Our Town: What the newspapers said 100 years ago

by Carol Johnson
October 14, 2010 12:43 PM | 0 0 comments | 11 11 recommendations | email to a friend | print
The Wildmere Hotel opened in 1887 and a large addition was begun in October 1910. The 225-room hotel was condemned in 1979 and destroyed by fire in June 1986.
The Wildmere Hotel opened in 1887 and a large addition was begun in October 1910. The 225-room hotel was condemned in 1979 and destroyed by fire in June 1986.
The ‘‘Our town’’ column is compiled each month for the New Paltz Times by Carol Johnson, coordinator of the Haviland-Heidgerd Historical Collection. The entries have been copied from the October 1910 issues of the New Paltz Independent. If you would like to get a closer look at these newspapers of the past, visit Carol Johnson and the staff of the Haviland-Heidgerd Historical Collection at the Elting Memorial Library, located at 93 Main Street, or call 255-5030. Meanwhile, enjoy these words from a century ago.

Mr. Arbuckle’s new building now looms up against the western sky, being plainly seen from the upper portion of our village. It will doubtless be enclosed before winter sets in. It is to be a home for cripples, where they will be able to work to good advantage at various trades as well as farming.

Some maple trees in this village are infested with the Maple Cottony Scale and are dying. This scale can be controlled by spraying early in the spring, just as the young are hatched from the eggs and spreading about the trees, with whale oil soap at the rate of one pound of soap to six gallons of water.

A large number of Vassar College girls passed through our village on Saturday on their annual visit to Lake Mohonk. They came by stage from Poughkeepsie.

There are about 200 people attending the Indian Conference at Mohonk, including a great number of distinguished persons, as usual.

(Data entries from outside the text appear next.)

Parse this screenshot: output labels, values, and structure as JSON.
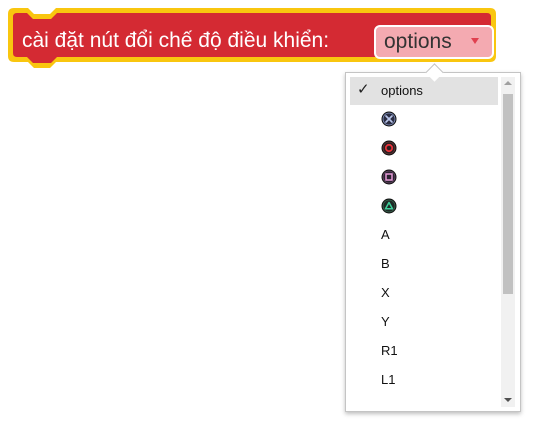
{
  "block": {
    "label": "cài đặt nút đổi chế độ điều khiển:",
    "fill_color": "#d42a33",
    "border_color": "#f9c60f"
  },
  "dropdown": {
    "value": "options",
    "field_color": "#f4aab1"
  },
  "menu": {
    "check_mark": "✓",
    "items": [
      {
        "label": "options",
        "selected": true
      },
      {
        "icon": "ps-cross-icon"
      },
      {
        "icon": "ps-circle-icon"
      },
      {
        "icon": "ps-square-icon"
      },
      {
        "icon": "ps-triangle-icon"
      },
      {
        "label": "A"
      },
      {
        "label": "B"
      },
      {
        "label": "X"
      },
      {
        "label": "Y"
      },
      {
        "label": "R1"
      },
      {
        "label": "L1"
      }
    ]
  }
}
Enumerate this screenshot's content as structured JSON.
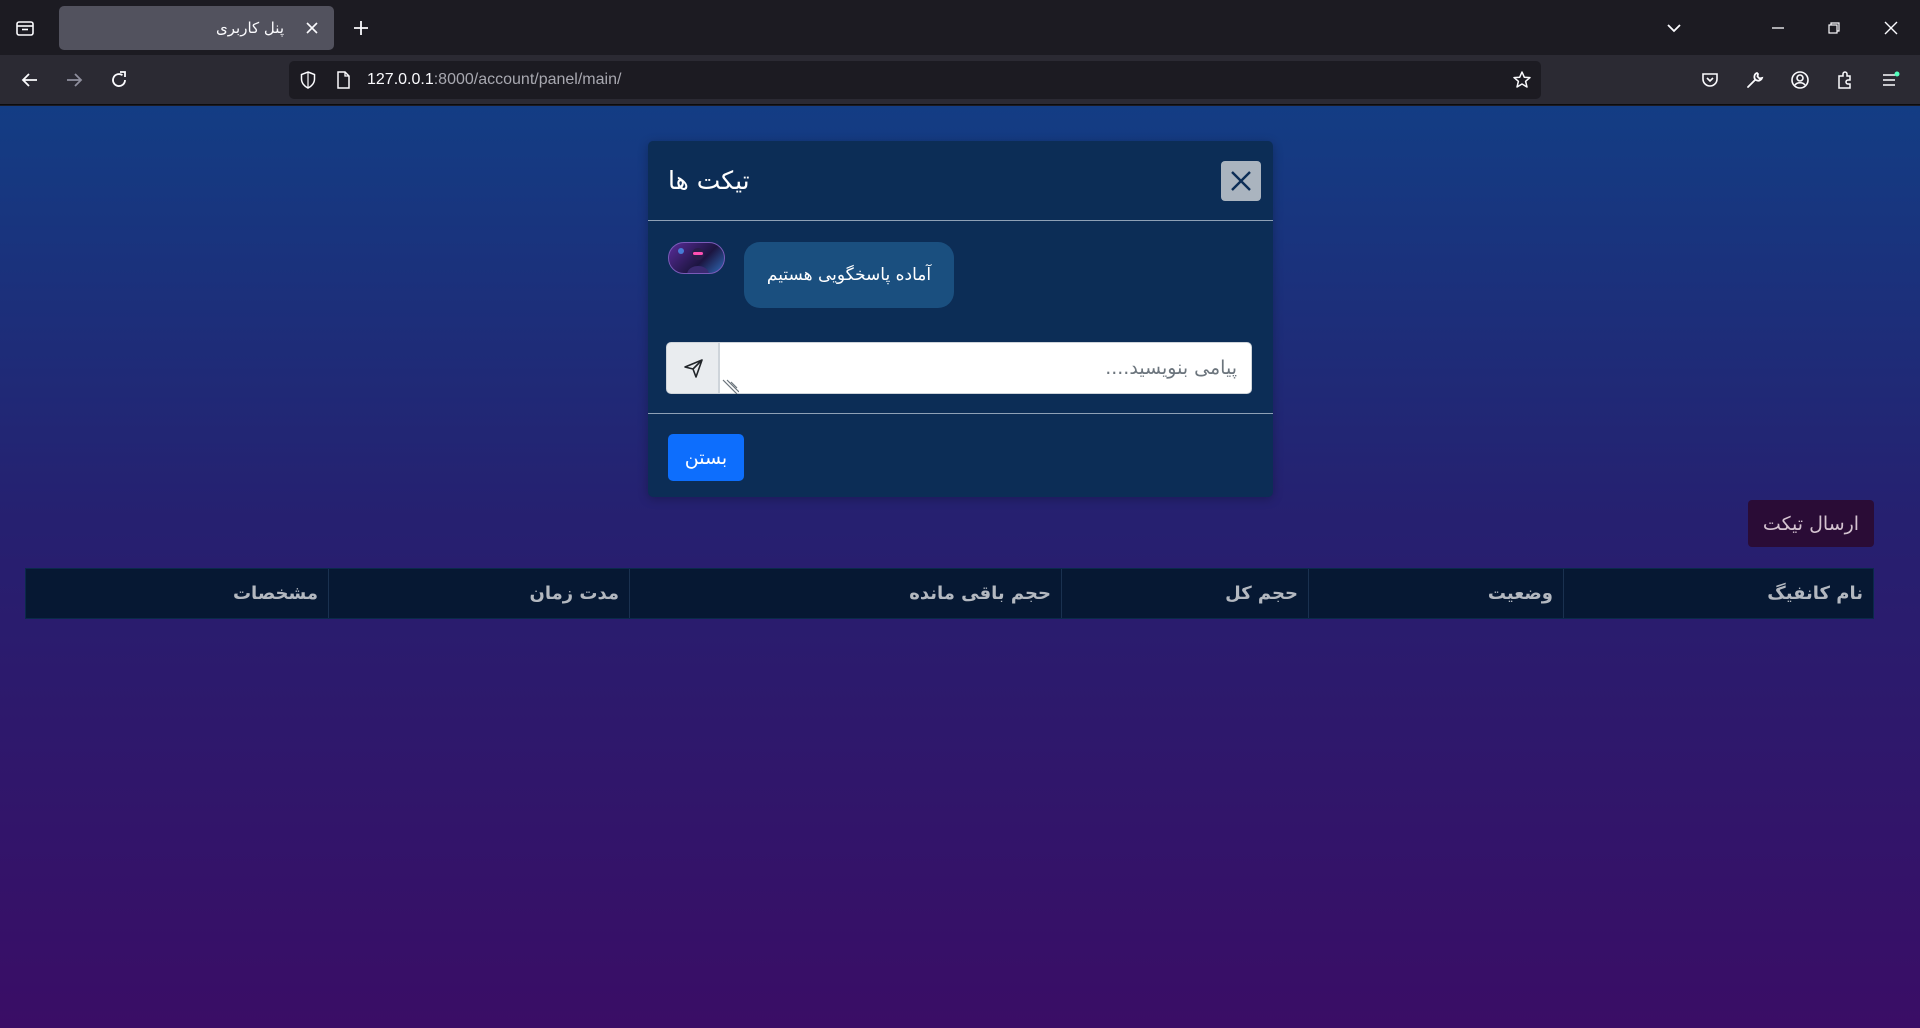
{
  "browser": {
    "tab_title": "پنل کاربری",
    "url_host": "127.0.0.1",
    "url_rest": ":8000/account/panel/main/"
  },
  "modal": {
    "title": "تیکت ها",
    "message": "آماده پاسخگویی هستیم",
    "input_placeholder": "پیامی بنویسید....",
    "input_value": "",
    "close_label": "بستن"
  },
  "page": {
    "send_ticket_label": "ارسال تیکت",
    "table": {
      "headers": [
        "نام کانفیگ",
        "وضعیت",
        "حجم کل",
        "حجم باقی مانده",
        "مدت زمان",
        "مشخصات"
      ]
    }
  }
}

A change has been made in the road leading to Mohonk, just south of Table Rock, which enables those coming by stage to have a view for a longer time of the face of Sky Top.

The Mohonk House closed on Tuesday. As usual, many of the guests staid until late in October. The forests in the vicinity are more attractive in the brilliant hues of October than at any other time. There are still many roses and a variety of other flowers in bloom in the garden.

About 50 men are now at work on the large addition to the Wildmere House at Minnewaska.

A number of the Normal faculty went to Esopus to visit with John Burroughs on Saturday.

This is the season of the year to enjoy a long walk. One of the best is up the turnpike (Main Street) to Putt corners, then north to Shivertown Road, west to the state road and back to our village.

For the first time in three years, there is an open season on deer in Ulster County, the season lasts from Oct. 16 to Oct. 31, inclusive.

John Denzlinger and Samuel Beatty went to Columbia County in the vicinity of Hudson to hunt gray squirrels the latter part of last week. They and two others got no less than 90 gray squirrels. They brought 48 squirrels home. Herman Krom, who went with them, returned earlier with about 20 squirrels.

At Gardiner on Friday afternoon William Wilson and Bartley Christian were given a hearing before Judge Wright on the charge of selling cocaine. They were captured by the aqueduct police and two packages of the stuff were found on Wilson and one on Christian.

Oscar Deyo of Springtown has about 5,000 bushels of potatoes this year. This is the largest crop he ever had and without a doubt, the largest crop ever raised in Springtown.

Col. Theodore Roosevelt will stop at Kingston on his way from Buffalo to New York at 11 a.m. tomorrow, (Saturday) and address the voters of Ulster County. The voters of New Paltz and towns along the Wallkill Valley Railroad will doubtless go in large numbers to hear him.

Recent purchasers of automobiles are Abm. E. Jansen and Joseph H. Vanderlyn.

D.C. Storr will lay out another avenue between Oakwood Terrace and Manheim Avenue.

D.C. Storr is busy with the water tank on top of the hill, east of Oakwood Terrace. His well, which supplies the tank, yields an abundance of pure water.

Comments-icon Post a Comment
No Comments Yet

Comment Guidelines
Note: The above are comments from the readers. In no way do they represent the view of Ulster Publishing.